Note again, the idea that a semaphore is just an integer and that the wait and signal operatons just increment and decrement that integer is a vast oversimplification. Semaphore implementatons are almost always more complex.

Unix Primitives

Semaphores were an afterthought in Unix; this should not be surprising, considering that Unix was originally developed in parallel with Dijkstra's work on the THE system. As a result, a considerable amount of old Unix code still exists that uses very ad-hoc synchronization. A common trick in old Unix code is to use files as mutual exclusion locks. This was (and remains) so common that most Unix system administrators routinely talk about lockfiles.

Lockfiles work under Unix and its variants because, if two processes call open(filename,O_CREAT|O_EXCL), the file will be created by one of them and not the other. The one that created the file will succeed with this call, while it will fail in the other process. Thus, we can implement a mutual exclusion lock as follows:

lock( char * name )
        while (open( name, O_CREAT | O_EXCL ) < 0) { /* polling loop */
                sleep( 1 ); /* relinquish for one second */

unlock( char * name )
	unlink( name );

The polling loop in the lock code could become very expensive, so a call is made to the sleep() service to wait one second before each try; this effectively relinquishes the CPU to let other processes run. If we did not do this, other processes would still run when the calling process is preempted, but the caller would still fight for access to the CPU.

The use of lock files had good and bad features. It is dangerous, because a careless user could explore the directory containing the lock files and delete one of them, allowing the application to violate mutual exclusion constraints. On the other hand, if an application is ill behaved, a system administrator can kill the offending process and then manually delete the lock files. To simplify the latter and warn against the former, lock files are usually named with names that suggest their use.

Creating and deleting files in the file system is a clumsy way to handle mutual exclusion, and it is slow. Furthermore, the overhead of waiting largely depends on the time delay in the polling loop. A short delay means many extra and futile checks of the lock file, but it means that the waiting process will resume sooner. A long delay leads to lower overhead and slower response.

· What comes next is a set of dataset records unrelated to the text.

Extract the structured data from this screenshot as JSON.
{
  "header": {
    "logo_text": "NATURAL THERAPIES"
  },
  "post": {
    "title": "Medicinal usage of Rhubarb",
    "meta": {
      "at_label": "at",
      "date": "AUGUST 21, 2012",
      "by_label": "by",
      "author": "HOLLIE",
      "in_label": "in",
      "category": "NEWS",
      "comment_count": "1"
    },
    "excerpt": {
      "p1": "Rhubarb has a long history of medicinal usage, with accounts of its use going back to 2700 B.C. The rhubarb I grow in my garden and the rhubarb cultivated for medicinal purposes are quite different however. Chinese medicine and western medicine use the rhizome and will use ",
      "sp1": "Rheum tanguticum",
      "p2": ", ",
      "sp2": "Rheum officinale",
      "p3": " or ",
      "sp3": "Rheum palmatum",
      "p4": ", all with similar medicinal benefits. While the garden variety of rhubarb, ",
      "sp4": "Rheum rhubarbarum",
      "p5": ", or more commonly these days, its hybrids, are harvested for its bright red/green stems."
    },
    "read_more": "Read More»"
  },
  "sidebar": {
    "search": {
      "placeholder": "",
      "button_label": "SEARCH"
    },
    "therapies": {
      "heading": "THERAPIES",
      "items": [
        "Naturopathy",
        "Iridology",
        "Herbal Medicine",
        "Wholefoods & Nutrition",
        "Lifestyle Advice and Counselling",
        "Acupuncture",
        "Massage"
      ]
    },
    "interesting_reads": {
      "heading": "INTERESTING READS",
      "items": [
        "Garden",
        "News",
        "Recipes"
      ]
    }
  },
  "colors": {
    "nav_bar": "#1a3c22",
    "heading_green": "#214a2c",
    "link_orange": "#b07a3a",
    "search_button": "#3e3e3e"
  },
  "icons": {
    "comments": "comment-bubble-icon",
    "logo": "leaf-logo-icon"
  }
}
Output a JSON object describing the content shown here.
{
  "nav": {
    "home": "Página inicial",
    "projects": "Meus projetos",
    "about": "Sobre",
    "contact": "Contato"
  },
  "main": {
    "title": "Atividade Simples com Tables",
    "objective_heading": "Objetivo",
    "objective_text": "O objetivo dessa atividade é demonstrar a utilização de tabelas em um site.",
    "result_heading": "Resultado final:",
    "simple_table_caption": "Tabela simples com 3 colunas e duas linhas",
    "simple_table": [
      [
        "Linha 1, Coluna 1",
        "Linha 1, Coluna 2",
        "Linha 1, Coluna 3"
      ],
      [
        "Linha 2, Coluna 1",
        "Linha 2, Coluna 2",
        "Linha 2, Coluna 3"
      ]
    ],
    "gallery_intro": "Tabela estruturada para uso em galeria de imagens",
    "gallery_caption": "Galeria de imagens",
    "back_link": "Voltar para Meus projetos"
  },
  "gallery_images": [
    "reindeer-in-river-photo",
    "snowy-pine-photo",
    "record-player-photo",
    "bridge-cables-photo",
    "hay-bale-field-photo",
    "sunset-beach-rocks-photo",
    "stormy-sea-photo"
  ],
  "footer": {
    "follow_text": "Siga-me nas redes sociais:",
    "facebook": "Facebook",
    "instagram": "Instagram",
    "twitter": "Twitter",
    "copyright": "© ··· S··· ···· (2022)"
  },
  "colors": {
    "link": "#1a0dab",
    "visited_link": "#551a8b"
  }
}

Later in the history of Unix, after major utilities had already come into widespread use, numerous other synchronizaton primitives were introduced. Among them:

flock( file_descriptor, LOCK_EX )
flock( file_descriptor, LOCK_UN )
LOCK_EX apply a mutual exclusion lock to a file, and LOCK_UN unlock it.

sem_open( name, options )
sem_wait( name )
sem_post( name )
Create or connect to a named semaphore, and then wait on it or signal it. The word signal was taken, early in Unix development, for an exception handling mechanism, so that word is not used with Unix semaphores.

These new mechanisms are important, and essentially all modern Unix variants support them, but whenever you find yourself working with classical Unix utilities, you are likely to find yourself fighting with lock files.